production tax credits, along with some of the highest quality wind sites, have attracted investors to this region. With no local demand, these wind farms rely on transmission lines to export their supply to load centers. Since 2008, ERCOT has proactively attempted to keep up with the interest in wind through the ambitious Competitive Renewable Energy Zone (CREZ) transmission expansion and more recently through the Panhandle Renewable Energy Zone (PREZ) assessments. Transmission options recommended by the PREZ analyses and approved by the Public Utility Commission of Texas are expected to increase transmission access to the Panhandle wind. Recent news that Lubbock Power & Light (“LP&L” or “Lubbock”) will integrate into the ERCOT system is also a positive development. LP&L provides much-needed local demand to the Panhandle wind, and the transmission reinforcements to integrate LP&L into ERCOT will further improve the Panhandle wind farm’s transmission access to the rest of ERCOT. Despite these positive developments, the Panhandle is projected to experience significant negative pricing unless additional transmission is built.
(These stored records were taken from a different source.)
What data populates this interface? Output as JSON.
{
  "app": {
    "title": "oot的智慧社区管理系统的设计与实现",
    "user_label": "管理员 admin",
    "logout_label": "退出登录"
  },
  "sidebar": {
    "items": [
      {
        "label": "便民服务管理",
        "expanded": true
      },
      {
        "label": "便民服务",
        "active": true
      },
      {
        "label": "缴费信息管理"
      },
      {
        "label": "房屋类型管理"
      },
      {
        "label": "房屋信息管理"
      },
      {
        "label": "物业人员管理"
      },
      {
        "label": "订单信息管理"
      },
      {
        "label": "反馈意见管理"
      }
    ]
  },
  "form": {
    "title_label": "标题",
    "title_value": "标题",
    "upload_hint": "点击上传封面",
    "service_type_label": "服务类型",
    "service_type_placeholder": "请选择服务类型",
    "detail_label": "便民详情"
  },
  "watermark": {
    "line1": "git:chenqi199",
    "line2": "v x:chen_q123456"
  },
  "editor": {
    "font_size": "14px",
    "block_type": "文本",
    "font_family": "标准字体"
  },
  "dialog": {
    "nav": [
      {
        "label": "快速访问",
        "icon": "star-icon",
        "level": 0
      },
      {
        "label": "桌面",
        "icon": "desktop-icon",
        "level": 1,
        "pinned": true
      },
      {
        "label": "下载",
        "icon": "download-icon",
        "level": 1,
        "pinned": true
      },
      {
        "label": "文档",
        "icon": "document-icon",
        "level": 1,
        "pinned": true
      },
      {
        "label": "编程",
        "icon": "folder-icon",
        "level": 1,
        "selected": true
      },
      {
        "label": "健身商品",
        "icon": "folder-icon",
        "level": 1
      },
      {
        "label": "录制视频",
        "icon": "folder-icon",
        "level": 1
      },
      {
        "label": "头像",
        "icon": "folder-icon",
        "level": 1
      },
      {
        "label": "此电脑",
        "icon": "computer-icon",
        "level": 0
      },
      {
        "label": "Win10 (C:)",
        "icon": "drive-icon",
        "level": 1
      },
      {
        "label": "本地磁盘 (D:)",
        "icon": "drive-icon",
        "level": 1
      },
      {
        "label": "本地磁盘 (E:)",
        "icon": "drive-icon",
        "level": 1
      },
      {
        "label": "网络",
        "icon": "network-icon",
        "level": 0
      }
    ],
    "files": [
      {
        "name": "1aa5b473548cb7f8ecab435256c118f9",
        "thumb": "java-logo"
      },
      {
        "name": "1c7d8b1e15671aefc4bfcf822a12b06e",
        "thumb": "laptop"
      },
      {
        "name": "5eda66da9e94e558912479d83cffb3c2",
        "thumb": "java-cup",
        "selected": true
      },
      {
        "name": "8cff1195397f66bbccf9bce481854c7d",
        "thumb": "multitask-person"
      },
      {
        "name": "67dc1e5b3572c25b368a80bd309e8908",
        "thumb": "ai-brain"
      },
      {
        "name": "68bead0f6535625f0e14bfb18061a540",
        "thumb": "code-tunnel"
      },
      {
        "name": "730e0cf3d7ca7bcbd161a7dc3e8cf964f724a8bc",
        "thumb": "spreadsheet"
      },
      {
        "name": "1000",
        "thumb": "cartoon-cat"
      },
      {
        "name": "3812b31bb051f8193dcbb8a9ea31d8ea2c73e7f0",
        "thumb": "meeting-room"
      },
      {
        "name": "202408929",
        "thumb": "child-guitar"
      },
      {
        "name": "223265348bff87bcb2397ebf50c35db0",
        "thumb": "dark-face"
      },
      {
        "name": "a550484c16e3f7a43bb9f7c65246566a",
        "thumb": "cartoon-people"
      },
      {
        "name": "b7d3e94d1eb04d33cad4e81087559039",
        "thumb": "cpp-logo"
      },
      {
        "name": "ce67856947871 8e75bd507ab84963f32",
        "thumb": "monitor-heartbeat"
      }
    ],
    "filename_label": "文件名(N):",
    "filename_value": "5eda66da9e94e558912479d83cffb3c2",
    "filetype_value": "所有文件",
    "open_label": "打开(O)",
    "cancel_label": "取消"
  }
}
Evolution of the Panhandle Grid

Panhandle wind development started after ERCOT’s multibillion dollar CREZ transmission expansion. CREZ included a set of 345 kV transmission lines that connected the Panhandle region to the rest ofERCOT. At the start of CREZ construction in 2008, ERCOT queue had no generation units with interconnection agreements for the proposed Panhandle substations. Moving forward eight years, the region has added 2,459 MW of wind capacity. As of May 2016, the interconnection queue has more than 11,000 MW of proposed wind projects in the Panhandle region (more than 40 percent of the total across ERCOT). Approximately 25 percent (~2, 600 MW) of this capacity meets ERCOT’s firm capacity criteria.1 According to ERCOT’s recent planning reports, power exports from the Panhandle are currently limited to approximately 2,711 MW.2 This interface limit is inclusive of a 10 percent de-rate for reliability margins. Review of ERCOT’s real-time constraints reveals that the transfer limit was as high as 3,000 MW in some hours. The average transfer limit for the first five months of 2016 is 2,590 MW, while the lowest transfer limit during the same period was 1,853 MW.

Where a Lot May Not Be Enough

Through the initial PREZ reports released in April 2014 and December 2015, ERCOT has attempted to stay lockstep with the pace of wind activity but has ultimately fallen short.

In the April 2014 study, ERCOT released a road map that included system upgrade needs and the associated triggers in terms of wind generation capacity in the Panhandle. In Stage 1, synchronous condensers and double circuiting of the existing panhandle transmission loop were proposed as the most viable options at a 3,000 MW wind level. The trigger for Stage 2 upgrades was set at 6,500 MW of wind and includes a new 345 kV double circuit line from Ogallala to Long Draw and additional reactive power support.

In December 2015, the ERCOT board endorsed the Stage 1 upgrades. These upgrades are expected to provide approximately a 6003 MW increase in export capability (from the current export limit of 2,711 MW) and are expected to be in service by 2018. In its ruling, the board also made clear that “energizing the second circuit completes the CREZ project and no further transmission projects could be authorized under the CREZ order.”

The Panhandle has 2,459 MW of existing wind. In the five months after the extension of the production tax credit in December 2015, firm4 wind capacity in the region has increased by 600 MW to approximately 2,600 MW. By 2018, approximately 5,1005 MW of wind is expected to be operational in the Panhandle. At this level, the wind capacity is too much for the 3,332 MW export limit but far below the 6,500 MW trigger for the Stage 2 upgrades.

Read full article at ICP International